→ TASK INSTRUCTIONS
Among the entries below, copy every line that carries the word "JSON".

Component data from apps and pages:
####

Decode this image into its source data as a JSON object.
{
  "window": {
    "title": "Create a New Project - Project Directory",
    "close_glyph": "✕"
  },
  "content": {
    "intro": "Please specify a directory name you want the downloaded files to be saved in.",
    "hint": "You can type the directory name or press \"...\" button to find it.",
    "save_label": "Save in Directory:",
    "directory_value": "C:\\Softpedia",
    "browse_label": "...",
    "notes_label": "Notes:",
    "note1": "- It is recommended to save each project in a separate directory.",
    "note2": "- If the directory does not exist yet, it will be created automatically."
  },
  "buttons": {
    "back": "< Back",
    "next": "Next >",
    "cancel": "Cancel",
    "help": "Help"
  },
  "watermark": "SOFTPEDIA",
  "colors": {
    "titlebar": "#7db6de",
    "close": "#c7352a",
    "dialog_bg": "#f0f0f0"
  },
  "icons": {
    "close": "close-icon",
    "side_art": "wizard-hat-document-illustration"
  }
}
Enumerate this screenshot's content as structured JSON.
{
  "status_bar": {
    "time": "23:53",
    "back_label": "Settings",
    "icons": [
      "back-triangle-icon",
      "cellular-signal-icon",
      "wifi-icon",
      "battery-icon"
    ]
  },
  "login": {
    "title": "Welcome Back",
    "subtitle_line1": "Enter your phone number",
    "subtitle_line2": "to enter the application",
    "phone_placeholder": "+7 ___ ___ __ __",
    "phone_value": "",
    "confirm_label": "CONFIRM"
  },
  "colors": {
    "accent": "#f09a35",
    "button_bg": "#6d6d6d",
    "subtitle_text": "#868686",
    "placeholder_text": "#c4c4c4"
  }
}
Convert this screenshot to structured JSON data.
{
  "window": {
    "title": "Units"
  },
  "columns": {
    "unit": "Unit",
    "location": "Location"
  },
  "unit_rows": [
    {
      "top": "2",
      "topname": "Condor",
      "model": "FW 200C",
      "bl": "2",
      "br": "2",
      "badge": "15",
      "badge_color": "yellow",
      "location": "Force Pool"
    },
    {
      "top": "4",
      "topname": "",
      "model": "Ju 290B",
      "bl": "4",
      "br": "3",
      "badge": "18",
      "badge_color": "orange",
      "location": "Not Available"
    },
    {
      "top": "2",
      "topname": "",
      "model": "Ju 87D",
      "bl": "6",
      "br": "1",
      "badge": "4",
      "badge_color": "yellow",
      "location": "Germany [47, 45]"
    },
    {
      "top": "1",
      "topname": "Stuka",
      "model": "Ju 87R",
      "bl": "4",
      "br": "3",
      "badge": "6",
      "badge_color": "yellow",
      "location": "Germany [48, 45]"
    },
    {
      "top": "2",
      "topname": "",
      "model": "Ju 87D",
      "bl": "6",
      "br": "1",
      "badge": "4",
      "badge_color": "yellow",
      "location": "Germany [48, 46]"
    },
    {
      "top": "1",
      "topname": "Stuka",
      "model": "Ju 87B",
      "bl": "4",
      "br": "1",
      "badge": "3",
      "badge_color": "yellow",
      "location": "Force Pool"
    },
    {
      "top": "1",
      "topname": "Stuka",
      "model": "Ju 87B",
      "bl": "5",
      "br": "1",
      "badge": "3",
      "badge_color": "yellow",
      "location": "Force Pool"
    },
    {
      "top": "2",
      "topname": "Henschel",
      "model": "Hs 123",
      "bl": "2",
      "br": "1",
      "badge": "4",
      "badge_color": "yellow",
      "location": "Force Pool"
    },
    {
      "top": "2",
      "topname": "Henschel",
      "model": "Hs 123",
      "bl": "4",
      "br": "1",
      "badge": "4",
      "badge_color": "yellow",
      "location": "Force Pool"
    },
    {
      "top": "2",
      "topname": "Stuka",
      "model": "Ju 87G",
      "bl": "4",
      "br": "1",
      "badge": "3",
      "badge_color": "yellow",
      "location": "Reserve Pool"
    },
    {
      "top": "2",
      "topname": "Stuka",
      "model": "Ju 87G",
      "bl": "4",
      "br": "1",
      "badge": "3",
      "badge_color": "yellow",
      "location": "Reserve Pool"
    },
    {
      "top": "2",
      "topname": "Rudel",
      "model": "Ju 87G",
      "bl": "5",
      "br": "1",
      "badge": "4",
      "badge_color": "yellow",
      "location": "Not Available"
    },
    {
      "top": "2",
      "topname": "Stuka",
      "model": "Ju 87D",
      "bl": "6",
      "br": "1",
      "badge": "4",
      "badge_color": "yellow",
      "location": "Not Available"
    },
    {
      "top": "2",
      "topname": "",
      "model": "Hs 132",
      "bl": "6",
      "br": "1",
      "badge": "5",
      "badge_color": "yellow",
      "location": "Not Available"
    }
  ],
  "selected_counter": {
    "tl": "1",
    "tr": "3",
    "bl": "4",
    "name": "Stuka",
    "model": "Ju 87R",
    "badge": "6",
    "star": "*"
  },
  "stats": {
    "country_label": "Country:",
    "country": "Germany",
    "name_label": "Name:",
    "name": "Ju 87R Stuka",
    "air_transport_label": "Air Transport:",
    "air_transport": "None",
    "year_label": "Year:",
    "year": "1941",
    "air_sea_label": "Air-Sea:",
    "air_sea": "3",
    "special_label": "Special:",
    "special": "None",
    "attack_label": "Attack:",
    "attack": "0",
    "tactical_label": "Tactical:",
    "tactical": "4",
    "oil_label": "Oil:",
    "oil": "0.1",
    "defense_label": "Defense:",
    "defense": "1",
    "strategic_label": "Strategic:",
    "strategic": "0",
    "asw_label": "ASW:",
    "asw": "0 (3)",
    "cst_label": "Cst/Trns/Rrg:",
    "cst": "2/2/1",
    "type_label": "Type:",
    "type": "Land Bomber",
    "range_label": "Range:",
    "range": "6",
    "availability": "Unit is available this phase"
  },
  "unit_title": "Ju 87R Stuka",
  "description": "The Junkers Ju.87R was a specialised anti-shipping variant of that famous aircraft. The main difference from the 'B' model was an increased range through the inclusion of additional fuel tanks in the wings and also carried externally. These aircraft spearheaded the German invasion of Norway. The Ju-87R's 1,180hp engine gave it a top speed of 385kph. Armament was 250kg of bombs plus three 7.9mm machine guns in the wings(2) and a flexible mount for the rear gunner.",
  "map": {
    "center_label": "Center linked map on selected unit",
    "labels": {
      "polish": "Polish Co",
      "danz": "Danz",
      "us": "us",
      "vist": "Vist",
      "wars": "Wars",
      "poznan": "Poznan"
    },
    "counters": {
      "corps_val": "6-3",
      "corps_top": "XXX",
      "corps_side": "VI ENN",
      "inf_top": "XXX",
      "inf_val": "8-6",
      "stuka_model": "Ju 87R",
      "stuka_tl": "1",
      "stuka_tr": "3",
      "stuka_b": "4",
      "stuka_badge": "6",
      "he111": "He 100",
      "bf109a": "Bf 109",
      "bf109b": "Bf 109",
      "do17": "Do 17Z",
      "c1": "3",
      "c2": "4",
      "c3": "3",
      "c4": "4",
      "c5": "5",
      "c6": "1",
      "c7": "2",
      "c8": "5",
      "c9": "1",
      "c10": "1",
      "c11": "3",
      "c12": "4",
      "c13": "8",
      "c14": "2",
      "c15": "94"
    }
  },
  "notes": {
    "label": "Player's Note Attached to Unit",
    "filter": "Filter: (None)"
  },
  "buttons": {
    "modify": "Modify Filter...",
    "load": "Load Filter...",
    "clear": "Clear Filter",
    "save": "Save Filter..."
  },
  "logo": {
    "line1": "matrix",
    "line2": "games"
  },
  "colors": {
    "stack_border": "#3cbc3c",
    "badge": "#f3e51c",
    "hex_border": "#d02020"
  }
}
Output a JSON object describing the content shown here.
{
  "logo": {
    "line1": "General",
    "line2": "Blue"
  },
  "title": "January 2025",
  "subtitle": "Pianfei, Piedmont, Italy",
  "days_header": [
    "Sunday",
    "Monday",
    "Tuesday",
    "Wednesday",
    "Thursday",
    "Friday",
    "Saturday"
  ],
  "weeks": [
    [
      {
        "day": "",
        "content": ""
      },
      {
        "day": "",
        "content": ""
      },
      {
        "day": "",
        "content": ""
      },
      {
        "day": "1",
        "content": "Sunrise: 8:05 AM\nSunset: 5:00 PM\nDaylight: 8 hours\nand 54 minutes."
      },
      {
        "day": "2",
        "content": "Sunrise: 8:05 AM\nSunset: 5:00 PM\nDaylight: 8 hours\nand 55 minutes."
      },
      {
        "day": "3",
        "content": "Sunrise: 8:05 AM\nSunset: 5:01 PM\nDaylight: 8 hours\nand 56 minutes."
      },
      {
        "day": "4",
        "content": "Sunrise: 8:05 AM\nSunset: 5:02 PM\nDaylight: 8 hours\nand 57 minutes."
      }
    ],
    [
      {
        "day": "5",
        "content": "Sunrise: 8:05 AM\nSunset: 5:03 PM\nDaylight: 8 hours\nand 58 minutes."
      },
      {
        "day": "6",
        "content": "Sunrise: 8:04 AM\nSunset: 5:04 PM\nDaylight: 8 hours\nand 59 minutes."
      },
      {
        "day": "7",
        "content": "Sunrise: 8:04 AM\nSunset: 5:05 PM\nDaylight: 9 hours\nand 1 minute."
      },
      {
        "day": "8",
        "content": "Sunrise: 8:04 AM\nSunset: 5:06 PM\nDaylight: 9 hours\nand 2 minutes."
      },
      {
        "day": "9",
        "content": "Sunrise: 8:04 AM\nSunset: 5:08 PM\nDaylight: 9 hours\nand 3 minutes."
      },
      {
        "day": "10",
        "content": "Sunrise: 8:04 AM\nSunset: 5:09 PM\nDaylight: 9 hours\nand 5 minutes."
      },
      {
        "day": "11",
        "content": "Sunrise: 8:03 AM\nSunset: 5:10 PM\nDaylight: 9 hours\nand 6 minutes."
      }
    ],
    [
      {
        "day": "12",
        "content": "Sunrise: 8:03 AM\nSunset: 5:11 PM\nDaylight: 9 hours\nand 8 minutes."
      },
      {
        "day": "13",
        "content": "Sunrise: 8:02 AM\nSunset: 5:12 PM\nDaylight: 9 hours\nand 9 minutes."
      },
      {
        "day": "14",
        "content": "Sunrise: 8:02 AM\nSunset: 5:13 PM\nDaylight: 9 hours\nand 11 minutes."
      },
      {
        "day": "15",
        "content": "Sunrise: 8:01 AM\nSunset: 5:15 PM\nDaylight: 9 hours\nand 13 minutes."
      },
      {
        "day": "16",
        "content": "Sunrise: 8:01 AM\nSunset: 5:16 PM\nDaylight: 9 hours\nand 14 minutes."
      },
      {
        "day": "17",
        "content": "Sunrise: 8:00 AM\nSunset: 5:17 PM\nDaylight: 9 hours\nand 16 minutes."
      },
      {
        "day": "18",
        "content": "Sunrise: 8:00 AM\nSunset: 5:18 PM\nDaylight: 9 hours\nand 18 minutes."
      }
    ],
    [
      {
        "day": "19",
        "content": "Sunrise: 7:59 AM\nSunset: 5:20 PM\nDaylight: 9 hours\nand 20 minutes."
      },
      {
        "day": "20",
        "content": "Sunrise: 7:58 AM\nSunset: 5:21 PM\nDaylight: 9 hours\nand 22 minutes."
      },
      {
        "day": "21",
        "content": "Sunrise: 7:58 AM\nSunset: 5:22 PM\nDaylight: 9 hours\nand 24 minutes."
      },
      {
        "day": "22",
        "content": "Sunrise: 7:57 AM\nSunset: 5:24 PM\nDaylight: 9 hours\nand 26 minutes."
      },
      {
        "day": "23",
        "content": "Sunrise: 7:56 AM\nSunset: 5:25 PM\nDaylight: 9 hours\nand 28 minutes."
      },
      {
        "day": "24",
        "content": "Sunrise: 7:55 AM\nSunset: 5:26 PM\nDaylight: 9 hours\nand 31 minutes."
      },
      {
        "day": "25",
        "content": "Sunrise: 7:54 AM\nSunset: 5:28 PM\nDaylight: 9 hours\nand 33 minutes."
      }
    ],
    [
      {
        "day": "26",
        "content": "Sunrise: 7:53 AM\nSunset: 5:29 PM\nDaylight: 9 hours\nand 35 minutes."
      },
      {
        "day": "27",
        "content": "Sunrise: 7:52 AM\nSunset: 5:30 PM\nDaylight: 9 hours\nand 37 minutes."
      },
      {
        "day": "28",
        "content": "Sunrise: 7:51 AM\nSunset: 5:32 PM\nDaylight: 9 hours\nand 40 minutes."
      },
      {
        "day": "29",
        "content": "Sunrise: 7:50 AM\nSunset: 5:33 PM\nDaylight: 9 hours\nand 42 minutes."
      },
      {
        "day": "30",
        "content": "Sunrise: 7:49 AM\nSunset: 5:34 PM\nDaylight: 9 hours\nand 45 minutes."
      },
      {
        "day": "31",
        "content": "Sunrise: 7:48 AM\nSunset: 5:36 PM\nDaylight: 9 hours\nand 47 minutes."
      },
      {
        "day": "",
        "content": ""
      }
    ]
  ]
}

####

→ YOUR RESPONSE
Decode this image into its source data as a JSON object.
Enumerate this screenshot's content as structured JSON.
Convert this screenshot to structured JSON data.
Output a JSON object describing the content shown here.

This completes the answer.